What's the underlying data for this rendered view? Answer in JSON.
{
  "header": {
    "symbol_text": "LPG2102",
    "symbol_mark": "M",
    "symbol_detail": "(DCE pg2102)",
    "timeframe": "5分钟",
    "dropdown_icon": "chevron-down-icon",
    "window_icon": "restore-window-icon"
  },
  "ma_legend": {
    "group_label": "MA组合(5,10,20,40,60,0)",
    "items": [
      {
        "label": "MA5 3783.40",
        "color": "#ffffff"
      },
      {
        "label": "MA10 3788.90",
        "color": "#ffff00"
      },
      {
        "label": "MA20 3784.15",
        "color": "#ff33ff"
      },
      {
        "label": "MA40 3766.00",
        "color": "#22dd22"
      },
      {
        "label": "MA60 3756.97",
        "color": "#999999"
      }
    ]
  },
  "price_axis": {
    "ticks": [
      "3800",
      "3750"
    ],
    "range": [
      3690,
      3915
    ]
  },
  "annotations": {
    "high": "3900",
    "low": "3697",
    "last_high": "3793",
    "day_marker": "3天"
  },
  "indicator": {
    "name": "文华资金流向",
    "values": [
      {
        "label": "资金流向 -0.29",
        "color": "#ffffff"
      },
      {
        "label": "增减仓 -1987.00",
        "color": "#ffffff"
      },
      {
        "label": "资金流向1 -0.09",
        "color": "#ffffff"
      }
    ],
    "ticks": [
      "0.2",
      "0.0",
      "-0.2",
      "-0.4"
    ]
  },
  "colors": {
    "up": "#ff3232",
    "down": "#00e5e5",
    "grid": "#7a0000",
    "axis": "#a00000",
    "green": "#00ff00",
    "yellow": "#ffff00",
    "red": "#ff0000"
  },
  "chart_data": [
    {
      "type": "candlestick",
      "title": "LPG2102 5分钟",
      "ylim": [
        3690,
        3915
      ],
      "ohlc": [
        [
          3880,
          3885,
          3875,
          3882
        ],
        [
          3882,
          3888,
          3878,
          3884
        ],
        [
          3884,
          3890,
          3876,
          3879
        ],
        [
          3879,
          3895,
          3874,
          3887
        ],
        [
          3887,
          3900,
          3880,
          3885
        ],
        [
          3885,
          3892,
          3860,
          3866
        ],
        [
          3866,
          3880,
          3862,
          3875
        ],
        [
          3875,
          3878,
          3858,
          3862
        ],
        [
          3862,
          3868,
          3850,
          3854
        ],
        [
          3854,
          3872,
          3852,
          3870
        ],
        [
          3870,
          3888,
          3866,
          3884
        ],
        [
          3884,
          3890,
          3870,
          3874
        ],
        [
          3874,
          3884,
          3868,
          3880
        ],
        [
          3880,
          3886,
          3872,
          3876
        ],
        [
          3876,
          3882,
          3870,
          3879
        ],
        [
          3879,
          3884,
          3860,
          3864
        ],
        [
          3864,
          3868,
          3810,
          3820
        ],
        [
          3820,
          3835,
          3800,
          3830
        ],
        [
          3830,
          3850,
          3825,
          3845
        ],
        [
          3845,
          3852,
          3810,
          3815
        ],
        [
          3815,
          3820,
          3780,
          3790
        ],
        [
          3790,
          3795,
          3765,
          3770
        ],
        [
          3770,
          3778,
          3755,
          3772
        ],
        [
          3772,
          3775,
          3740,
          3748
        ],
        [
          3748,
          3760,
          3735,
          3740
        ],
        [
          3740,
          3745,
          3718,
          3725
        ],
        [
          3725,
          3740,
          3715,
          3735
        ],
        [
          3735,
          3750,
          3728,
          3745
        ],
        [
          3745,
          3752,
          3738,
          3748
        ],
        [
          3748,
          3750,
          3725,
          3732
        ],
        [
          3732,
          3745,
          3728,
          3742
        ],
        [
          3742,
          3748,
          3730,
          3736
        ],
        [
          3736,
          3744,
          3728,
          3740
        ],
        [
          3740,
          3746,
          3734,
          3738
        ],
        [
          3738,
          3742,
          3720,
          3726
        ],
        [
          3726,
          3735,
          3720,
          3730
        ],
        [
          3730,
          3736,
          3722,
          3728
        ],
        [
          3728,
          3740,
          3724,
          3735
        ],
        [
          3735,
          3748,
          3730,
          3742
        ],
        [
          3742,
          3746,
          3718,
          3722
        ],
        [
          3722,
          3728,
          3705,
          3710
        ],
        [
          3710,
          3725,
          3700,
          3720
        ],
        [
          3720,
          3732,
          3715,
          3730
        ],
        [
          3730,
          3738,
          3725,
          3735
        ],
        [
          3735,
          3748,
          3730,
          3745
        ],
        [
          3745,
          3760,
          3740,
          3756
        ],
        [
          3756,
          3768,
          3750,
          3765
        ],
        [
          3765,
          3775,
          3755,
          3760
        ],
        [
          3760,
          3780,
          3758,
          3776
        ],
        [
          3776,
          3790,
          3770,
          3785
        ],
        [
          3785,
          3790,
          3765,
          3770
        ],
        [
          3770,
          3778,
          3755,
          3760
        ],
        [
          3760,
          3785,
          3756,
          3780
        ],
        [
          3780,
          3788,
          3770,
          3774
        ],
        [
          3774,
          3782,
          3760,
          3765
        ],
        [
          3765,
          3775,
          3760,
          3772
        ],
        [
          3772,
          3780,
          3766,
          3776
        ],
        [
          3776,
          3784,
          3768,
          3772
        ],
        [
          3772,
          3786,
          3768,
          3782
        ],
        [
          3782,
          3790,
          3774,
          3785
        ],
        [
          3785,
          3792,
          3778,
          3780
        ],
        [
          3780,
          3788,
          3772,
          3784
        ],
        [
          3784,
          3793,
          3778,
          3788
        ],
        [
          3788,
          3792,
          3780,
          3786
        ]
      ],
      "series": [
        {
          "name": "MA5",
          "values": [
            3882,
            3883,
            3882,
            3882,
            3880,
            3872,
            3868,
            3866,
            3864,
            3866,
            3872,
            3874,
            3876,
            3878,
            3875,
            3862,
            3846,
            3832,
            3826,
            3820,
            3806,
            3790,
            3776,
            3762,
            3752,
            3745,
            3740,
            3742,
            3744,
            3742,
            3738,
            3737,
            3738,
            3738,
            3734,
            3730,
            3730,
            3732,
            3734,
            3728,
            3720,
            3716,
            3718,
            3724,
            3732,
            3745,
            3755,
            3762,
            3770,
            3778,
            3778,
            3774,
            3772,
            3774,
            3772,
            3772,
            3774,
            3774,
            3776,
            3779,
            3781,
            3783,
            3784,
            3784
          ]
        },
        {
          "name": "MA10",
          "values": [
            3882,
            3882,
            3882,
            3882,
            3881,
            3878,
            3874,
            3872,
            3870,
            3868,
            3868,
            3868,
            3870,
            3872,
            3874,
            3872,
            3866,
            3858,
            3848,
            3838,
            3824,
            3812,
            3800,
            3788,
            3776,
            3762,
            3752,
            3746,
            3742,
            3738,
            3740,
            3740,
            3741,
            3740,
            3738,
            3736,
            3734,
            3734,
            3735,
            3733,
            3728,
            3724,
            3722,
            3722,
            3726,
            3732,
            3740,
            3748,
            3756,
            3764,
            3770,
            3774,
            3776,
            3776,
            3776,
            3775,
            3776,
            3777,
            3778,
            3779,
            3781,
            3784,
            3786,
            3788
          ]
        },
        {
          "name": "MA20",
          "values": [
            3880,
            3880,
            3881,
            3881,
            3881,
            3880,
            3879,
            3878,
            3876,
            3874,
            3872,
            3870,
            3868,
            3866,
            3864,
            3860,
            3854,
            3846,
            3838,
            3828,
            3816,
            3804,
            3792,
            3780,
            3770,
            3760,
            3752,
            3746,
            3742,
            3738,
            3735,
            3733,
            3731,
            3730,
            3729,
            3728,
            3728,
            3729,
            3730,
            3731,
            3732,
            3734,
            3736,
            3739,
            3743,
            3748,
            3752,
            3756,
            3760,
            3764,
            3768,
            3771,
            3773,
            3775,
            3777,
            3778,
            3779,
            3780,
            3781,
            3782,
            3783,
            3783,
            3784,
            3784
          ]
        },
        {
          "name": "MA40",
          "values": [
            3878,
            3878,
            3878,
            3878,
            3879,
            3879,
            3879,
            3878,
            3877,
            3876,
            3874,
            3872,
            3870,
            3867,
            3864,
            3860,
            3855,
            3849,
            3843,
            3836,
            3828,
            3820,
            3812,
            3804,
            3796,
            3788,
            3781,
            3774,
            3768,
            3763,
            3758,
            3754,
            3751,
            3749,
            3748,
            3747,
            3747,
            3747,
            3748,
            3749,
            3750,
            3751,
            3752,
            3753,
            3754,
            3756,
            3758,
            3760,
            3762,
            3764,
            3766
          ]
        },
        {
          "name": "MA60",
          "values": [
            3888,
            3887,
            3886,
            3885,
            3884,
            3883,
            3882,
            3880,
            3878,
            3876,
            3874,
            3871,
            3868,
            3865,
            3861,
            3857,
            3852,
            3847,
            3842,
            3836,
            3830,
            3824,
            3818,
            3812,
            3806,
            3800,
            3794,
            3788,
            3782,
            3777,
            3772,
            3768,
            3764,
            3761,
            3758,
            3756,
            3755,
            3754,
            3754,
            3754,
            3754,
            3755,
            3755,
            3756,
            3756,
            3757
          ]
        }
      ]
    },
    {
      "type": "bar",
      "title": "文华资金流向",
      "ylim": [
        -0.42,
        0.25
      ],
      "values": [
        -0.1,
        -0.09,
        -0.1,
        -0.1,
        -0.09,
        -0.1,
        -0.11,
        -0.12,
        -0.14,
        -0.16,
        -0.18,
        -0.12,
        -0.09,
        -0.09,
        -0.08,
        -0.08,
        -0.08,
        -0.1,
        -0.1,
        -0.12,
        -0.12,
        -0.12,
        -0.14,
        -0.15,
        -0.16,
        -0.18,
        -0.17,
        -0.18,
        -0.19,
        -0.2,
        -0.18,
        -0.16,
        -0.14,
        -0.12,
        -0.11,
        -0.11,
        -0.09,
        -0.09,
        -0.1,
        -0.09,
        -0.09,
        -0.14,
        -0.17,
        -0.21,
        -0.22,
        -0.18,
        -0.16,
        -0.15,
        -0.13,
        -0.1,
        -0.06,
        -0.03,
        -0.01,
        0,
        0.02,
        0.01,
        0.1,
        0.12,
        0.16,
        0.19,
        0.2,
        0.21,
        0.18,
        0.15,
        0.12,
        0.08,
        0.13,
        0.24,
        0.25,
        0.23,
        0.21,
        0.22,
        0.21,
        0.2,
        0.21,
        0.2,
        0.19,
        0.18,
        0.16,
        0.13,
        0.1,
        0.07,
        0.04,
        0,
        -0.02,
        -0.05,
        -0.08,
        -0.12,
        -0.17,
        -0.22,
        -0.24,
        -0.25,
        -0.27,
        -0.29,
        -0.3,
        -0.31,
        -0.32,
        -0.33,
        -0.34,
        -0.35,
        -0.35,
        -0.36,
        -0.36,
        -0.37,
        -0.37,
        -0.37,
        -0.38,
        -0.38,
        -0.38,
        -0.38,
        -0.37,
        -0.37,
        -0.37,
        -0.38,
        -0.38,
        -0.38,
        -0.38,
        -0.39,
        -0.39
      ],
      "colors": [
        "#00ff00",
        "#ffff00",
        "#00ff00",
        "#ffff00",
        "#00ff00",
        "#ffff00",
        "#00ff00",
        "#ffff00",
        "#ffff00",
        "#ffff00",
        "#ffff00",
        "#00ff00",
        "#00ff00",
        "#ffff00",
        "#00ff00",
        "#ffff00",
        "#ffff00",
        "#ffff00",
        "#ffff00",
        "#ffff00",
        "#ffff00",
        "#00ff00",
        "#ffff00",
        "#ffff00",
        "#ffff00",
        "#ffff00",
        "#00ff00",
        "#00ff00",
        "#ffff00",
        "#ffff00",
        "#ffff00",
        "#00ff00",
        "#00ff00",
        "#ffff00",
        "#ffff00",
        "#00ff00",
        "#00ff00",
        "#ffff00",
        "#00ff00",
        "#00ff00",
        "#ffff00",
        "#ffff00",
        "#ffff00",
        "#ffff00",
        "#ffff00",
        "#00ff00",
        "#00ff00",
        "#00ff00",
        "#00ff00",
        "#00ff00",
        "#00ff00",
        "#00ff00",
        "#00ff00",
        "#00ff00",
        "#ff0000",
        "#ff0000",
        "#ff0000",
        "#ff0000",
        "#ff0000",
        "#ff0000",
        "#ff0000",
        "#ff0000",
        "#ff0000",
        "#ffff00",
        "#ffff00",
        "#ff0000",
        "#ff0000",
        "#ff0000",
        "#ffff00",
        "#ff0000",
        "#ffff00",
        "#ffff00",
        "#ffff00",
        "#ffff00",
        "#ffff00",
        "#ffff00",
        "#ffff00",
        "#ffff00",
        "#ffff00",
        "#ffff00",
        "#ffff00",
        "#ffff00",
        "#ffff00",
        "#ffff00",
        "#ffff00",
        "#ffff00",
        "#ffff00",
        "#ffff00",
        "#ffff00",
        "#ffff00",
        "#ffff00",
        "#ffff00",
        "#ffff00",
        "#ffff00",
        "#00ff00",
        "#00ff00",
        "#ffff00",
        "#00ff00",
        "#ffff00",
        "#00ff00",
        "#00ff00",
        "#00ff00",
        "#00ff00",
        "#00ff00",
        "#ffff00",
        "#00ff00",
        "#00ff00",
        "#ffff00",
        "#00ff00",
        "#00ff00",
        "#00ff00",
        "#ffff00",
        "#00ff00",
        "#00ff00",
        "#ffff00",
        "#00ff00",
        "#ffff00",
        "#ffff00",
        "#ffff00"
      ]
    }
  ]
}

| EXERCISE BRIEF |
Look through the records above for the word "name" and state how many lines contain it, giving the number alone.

| ANSWER TO THE PROBLEM |
6